And if there are any genuine ideas to, they need to be curated and “by design”.
To all extents and purposes the player “must” experience the game as it was designed and the job of the designer is to ensure that no deviation from this plan is possible.
The good part is that if done properly it can lead to memorable, set piece driven experiences that will leave the player in awe.
- “Wow that game had really good level design”
But at the end of the day you only get to enjoy your dose of dopamine once you manage to finish it. If it’s too hard to might quit and as most industry specialists would tell you, people have hard time finishing games.
So if you decide to quit at 60% of the game you are going to miss out.
This also doesn’t take into account play styles and player typologies, being forceful in it’s nature. All players need to reach the same level of skill. A form of video game socialism if you may.
It’s, in a way, not so different then sports. It’s a competition.
On the other side of the spectrum you have the Binary Win/Lose scenario methodology:
- In this scenario you either win (100%) or lose (100%) but you get many more ways of going around the lose state.
- Map progression doesn’t tie in into your win percentage, because wining and losing becomes binary and percentages lose their meaning.
So you can afford to have less linear progression in your maps, since player positions become unpredictable.
With unpredictability the focus of the designer changes from restricting access to set pieces and clever progression gating, towards a better distribution of tropes trough the map in order to ensure maximum amount of player/environment interaction, choices, options.
What you want here is to ensure that players have options rather then restrictions. Meaningful options if possible.
By meaningful I am referring to either:
Anything that allows you (the player) to feel “smart”.
This “smart”-ness comes from the systemic nature of the game, the ability of human beings to spot patterns in any system and from the clarity of the feedback that these systems reflect towards the player.
Providing convenient and yet plausible options to the player is however a very hard thing to do since it’s implies that your are feeding the player with world embedded affordances, and their convenience needs to remain a secret.
One of the tenets of level design as I learned it was:
- “The best design is invisible. If all goes right nobody is going to notice it’s there. If all goes wrong it’s all on you.”

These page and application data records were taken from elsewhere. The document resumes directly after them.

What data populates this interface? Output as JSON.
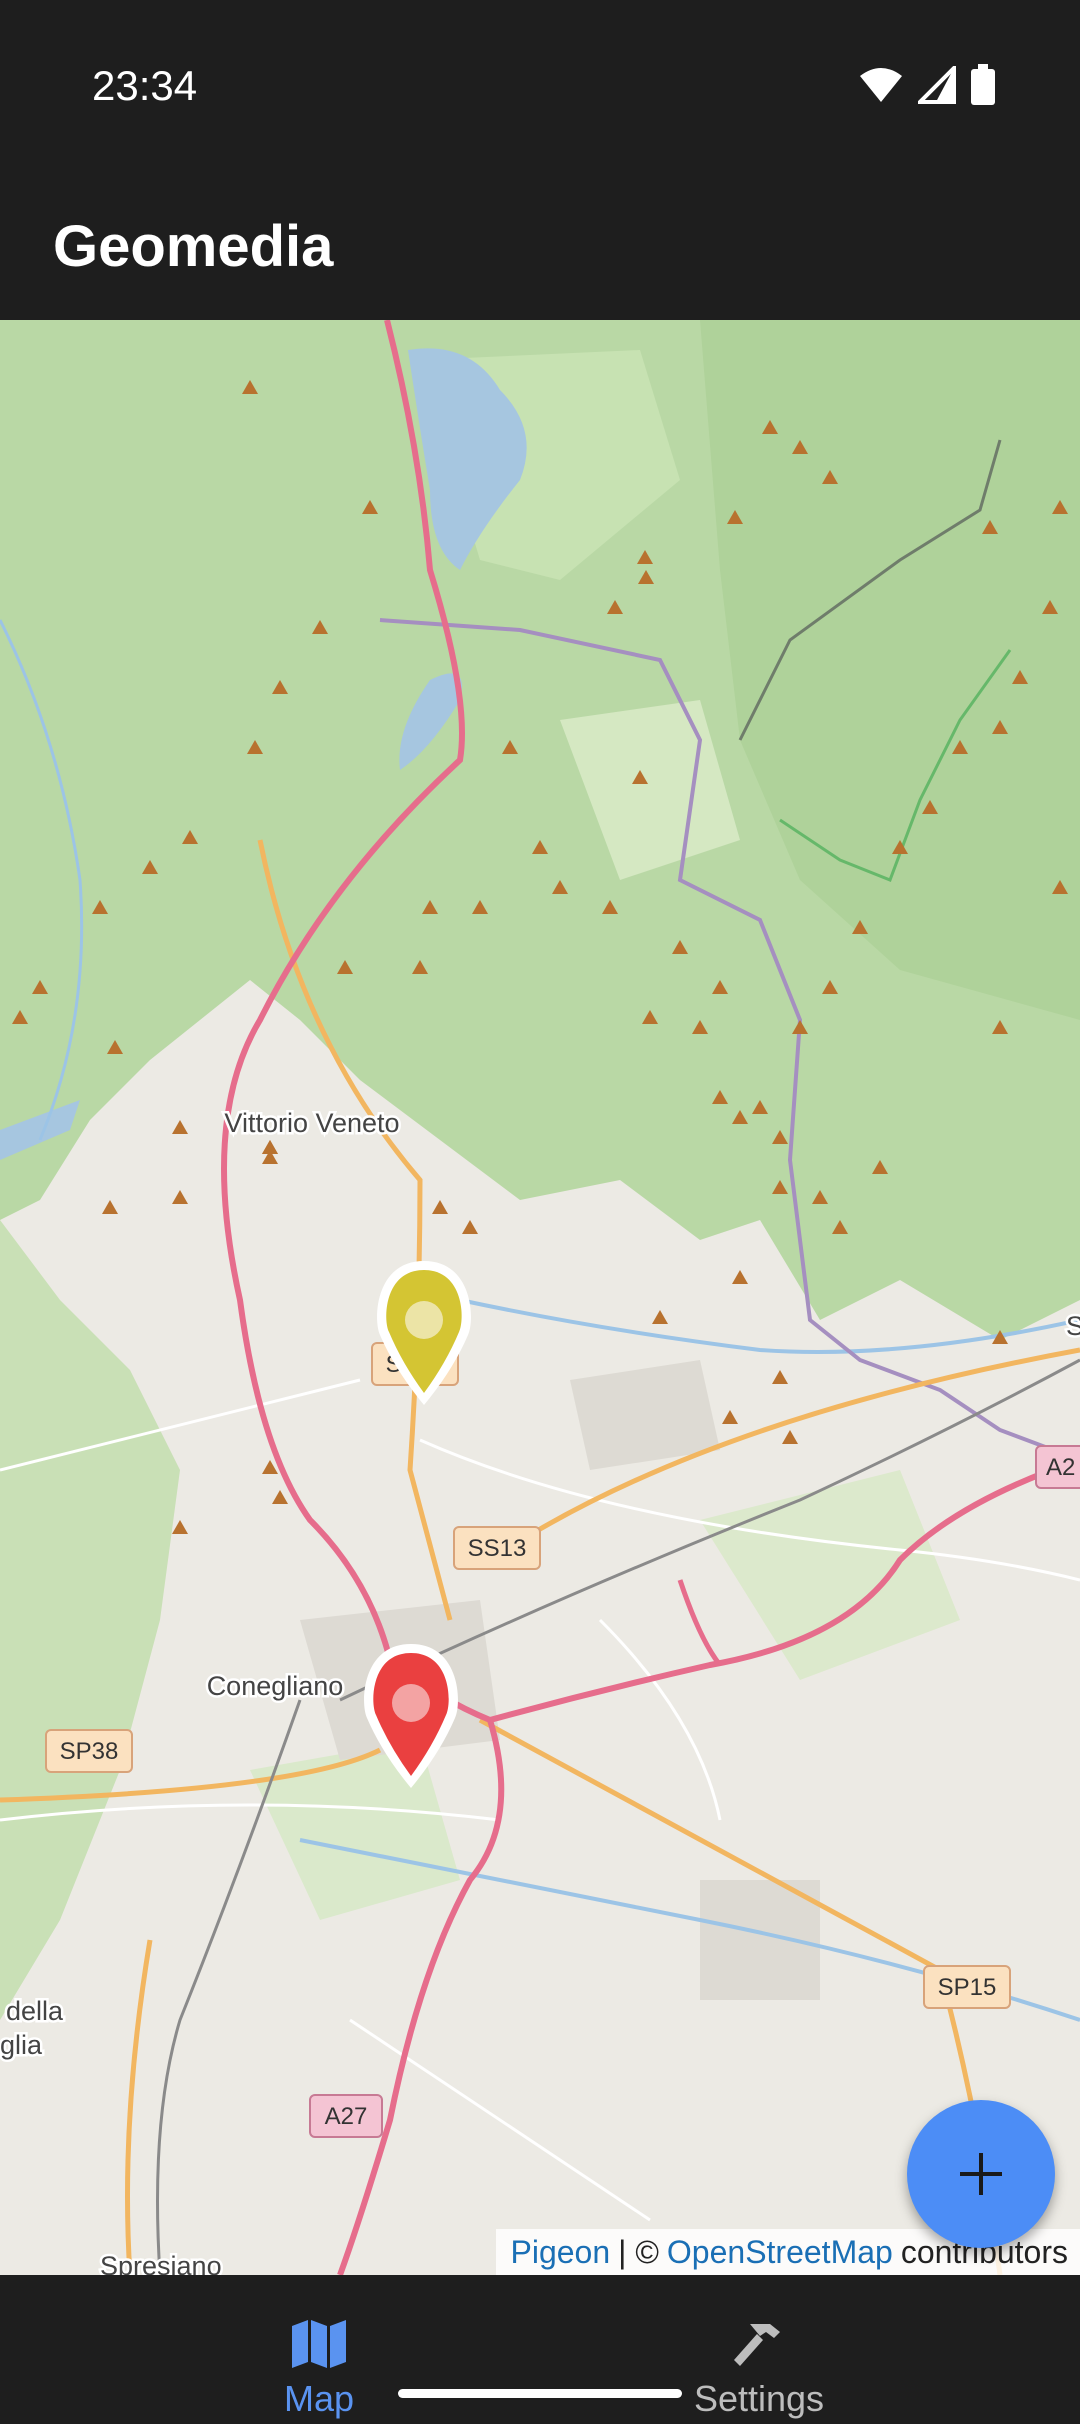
{
  "status_bar": {
    "time": "23:34"
  },
  "app_bar": {
    "title": "Geomedia"
  },
  "map": {
    "place_labels": {
      "vittorio_veneto": "Vittorio Veneto",
      "conegliano": "Conegliano",
      "della": "della",
      "glia": "glia",
      "spresiano": "Spresiano",
      "s_edge": "S"
    },
    "road_labels": {
      "ss51": "SS51",
      "ss13": "SS13",
      "sp38": "SP38",
      "sp15": "SP15",
      "a27": "A27",
      "a2": "A2"
    },
    "markers": [
      {
        "name": "yellow marker",
        "color": "#d4c533"
      },
      {
        "name": "red marker",
        "color": "#ea4040"
      }
    ],
    "attribution": {
      "pigeon": "Pigeon",
      "separator": "| ©",
      "osm": "OpenStreetMap",
      "suffix": "contributors"
    }
  },
  "fab": {
    "icon": "plus-icon",
    "color": "#4c8df6"
  },
  "bottom_nav": {
    "items": [
      {
        "label": "Map",
        "icon": "map-icon",
        "active": true
      },
      {
        "label": "Settings",
        "icon": "hammer-icon",
        "active": false
      }
    ]
  }
}
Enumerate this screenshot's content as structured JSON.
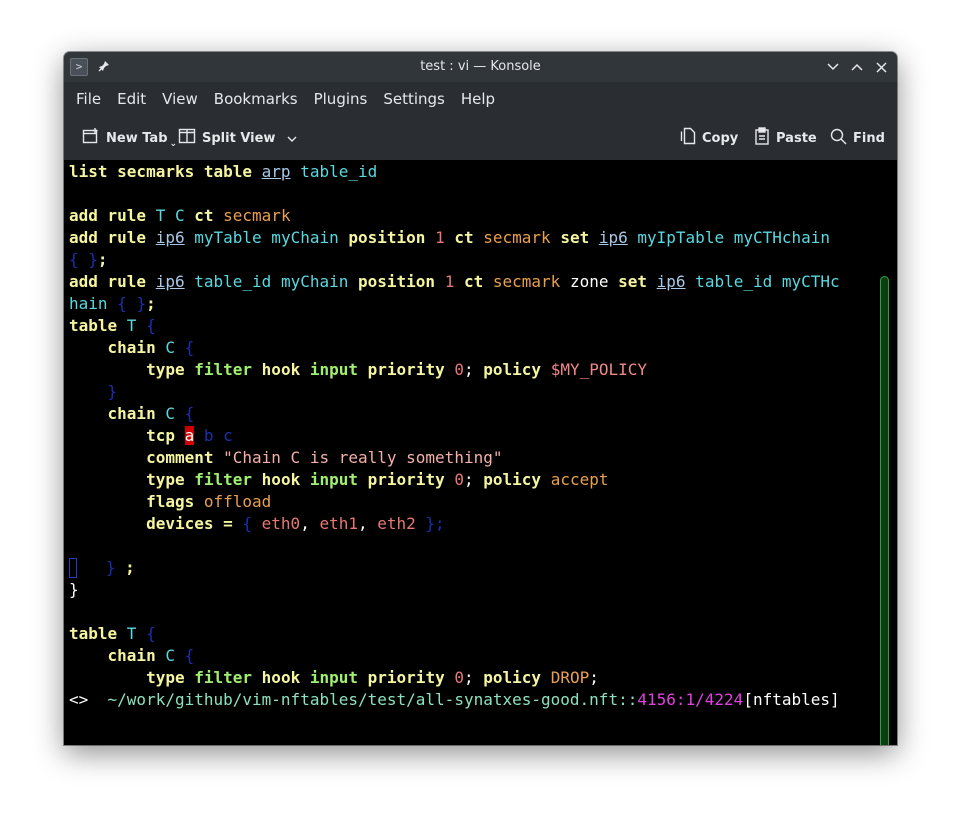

- “The player is always the hero of his game, not the designer. Everything you do needs, say and try to telegraph needs to remain invisible to the naked eye. The player needs to feel like he has figured it out by himself”
- Often on the basis of this tenet discussions such as “this feels too gamy” have been sparked.
This is harder to achieve then it seems.
The game becomes less about overcoming mechanical challenges, and more about circumventing conventions and coming up with creative solutions.
You no longer have to “gid good” because in the narrative of the game you are already “good” and that gets reflected in how you solve problems.
This leads to a high degree of agency on the behalf of a player, without necessarily forcing him to do anything out of the ordinary.
Thing about it this way:
- You are given a bag of tools and the challenge is matching any given situation with any given tool just to see what effect it might produce.
Everyone is capable of play and creative expression, you just need the right tools to get into the flow.
It’s like painting a picture, but the brush strokes are your decisions. The level designer becomes more of a facilitator then a director of play.
I bring this up because there have been some discussions around twitter about the nature of game like “Animal Crossing” that don’t serve the player a large amount of heavy challenges but do give him tones of options in regards to how to solve a problem, don’t require a large amount of skill to master but somehow manage to get a large amount of followers
This comes into stark contrast with games like “Doom Eternal” where the experience is curated in such a way that you feel obligated to try to play it the “right way”.
However like all good things there are no black and whites here, the best solution is often a blend of the these two approaches as you want still want immersion, challenge and good guidance in your game.
My best example is Zelda: Breath of the Wild.